* _Task goal_
Below are records; repeat them all exactly.

====

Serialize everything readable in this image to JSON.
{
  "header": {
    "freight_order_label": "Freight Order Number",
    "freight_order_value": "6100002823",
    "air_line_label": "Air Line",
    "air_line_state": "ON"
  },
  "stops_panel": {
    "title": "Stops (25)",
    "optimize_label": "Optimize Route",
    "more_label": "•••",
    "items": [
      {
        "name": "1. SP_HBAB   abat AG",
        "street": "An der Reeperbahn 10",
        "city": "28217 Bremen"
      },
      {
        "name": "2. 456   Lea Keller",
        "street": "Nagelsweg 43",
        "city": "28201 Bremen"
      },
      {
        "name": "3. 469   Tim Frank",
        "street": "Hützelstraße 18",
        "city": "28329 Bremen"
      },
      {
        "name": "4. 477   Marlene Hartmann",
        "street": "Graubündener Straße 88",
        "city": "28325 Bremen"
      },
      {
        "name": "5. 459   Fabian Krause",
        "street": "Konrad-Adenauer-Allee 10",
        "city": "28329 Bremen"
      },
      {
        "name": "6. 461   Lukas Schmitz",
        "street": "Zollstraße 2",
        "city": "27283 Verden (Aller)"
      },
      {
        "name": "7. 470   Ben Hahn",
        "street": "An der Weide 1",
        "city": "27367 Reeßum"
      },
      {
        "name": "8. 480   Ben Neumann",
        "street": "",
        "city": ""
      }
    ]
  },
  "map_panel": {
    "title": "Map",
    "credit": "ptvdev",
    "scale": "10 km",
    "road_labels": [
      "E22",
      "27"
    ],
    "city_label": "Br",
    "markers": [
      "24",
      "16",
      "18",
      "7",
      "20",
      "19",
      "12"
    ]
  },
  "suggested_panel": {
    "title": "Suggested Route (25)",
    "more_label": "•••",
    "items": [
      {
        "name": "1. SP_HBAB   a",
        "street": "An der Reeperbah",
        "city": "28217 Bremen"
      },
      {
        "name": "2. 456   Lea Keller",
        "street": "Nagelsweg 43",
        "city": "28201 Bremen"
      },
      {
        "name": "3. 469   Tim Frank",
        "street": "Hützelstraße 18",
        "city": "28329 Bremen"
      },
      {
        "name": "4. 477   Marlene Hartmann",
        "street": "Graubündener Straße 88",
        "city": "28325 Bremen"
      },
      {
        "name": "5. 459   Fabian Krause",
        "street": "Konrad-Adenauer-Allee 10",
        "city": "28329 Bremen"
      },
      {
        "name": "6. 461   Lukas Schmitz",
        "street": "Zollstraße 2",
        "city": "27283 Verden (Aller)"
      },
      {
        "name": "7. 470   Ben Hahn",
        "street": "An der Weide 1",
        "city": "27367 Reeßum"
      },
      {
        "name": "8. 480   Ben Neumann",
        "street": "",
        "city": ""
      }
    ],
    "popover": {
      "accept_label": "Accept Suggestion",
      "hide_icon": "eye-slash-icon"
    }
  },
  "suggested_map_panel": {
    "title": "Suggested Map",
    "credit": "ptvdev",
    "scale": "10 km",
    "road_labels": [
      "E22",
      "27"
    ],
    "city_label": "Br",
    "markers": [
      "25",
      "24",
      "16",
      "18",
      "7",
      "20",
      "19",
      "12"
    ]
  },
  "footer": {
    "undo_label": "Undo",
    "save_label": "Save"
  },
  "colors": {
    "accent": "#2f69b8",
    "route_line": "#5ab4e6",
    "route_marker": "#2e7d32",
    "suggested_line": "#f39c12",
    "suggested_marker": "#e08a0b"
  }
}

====

* _Solution to the exercise_
Serialize everything readable in this image to JSON.
{
  "header": {
    "freight_order_label": "Freight Order Number",
    "freight_order_value": "6100002823",
    "air_line_label": "Air Line",
    "air_line_state": "ON"
  },
  "stops_panel": {
    "title": "Stops (25)",
    "optimize_label": "Optimize Route",
    "more_label": "•••",
    "items": [
      {
        "name": "1. SP_HBAB   abat AG",
        "street": "An der Reeperbahn 10",
        "city": "28217 Bremen"
      },
      {
        "name": "2. 456   Lea Keller",
        "street": "Nagelsweg 43",
        "city": "28201 Bremen"
      },
      {
        "name": "3. 469   Tim Frank",
        "street": "Hützelstraße 18",
        "city": "28329 Bremen"
      },
      {
        "name": "4. 477   Marlene Hartmann",
        "street": "Graubündener Straße 88",
        "city": "28325 Bremen"
      },
      {
        "name": "5. 459   Fabian Krause",
        "street": "Konrad-Adenauer-Allee 10",
        "city": "28329 Bremen"
      },
      {
        "name": "6. 461   Lukas Schmitz",
        "street": "Zollstraße 2",
        "city": "27283 Verden (Aller)"
      },
      {
        "name": "7. 470   Ben Hahn",
        "street": "An der Weide 1",
        "city": "27367 Reeßum"
      },
      {
        "name": "8. 480   Ben Neumann",
        "street": "",
        "city": ""
      }
    ]
  },
  "map_panel": {
    "title": "Map",
    "credit": "ptvdev",
    "scale": "10 km",
    "road_labels": [
      "E22",
      "27"
    ],
    "city_label": "Br",
    "markers": [
      "24",
      "16",
      "18",
      "7",
      "20",
      "19",
      "12"
    ]
  },
  "suggested_panel": {
    "title": "Suggested Route (25)",
    "more_label": "•••",
    "items": [
      {
        "name": "1. SP_HBAB   a",
        "street": "An der Reeperbah",
        "city": "28217 Bremen"
      },
      {
        "name": "2. 456   Lea Keller",
        "street": "Nagelsweg 43",
        "city": "28201 Bremen"
      },
      {
        "name": "3. 469   Tim Frank",
        "street": "Hützelstraße 18",
        "city": "28329 Bremen"
      },
      {
        "name": "4. 477   Marlene Hartmann",
        "street": "Graubündener Straße 88",
        "city": "28325 Bremen"
      },
      {
        "name": "5. 459   Fabian Krause",
        "street": "Konrad-Adenauer-Allee 10",
        "city": "28329 Bremen"
      },
      {
        "name": "6. 461   Lukas Schmitz",
        "street": "Zollstraße 2",
        "city": "27283 Verden (Aller)"
      },
      {
        "name": "7. 470   Ben Hahn",
        "street": "An der Weide 1",
        "city": "27367 Reeßum"
      },
      {
        "name": "8. 480   Ben Neumann",
        "street": "",
        "city": ""
      }
    ],
    "popover": {
      "accept_label": "Accept Suggestion",
      "hide_icon": "eye-slash-icon"
    }
  },
  "suggested_map_panel": {
    "title": "Suggested Map",
    "credit": "ptvdev",
    "scale": "10 km",
    "road_labels": [
      "E22",
      "27"
    ],
    "city_label": "Br",
    "markers": [
      "25",
      "24",
      "16",
      "18",
      "7",
      "20",
      "19",
      "12"
    ]
  },
  "footer": {
    "undo_label": "Undo",
    "save_label": "Save"
  },
  "colors": {
    "accent": "#2f69b8",
    "route_line": "#5ab4e6",
    "route_marker": "#2e7d32",
    "suggested_line": "#f39c12",
    "suggested_marker": "#e08a0b"
  }
}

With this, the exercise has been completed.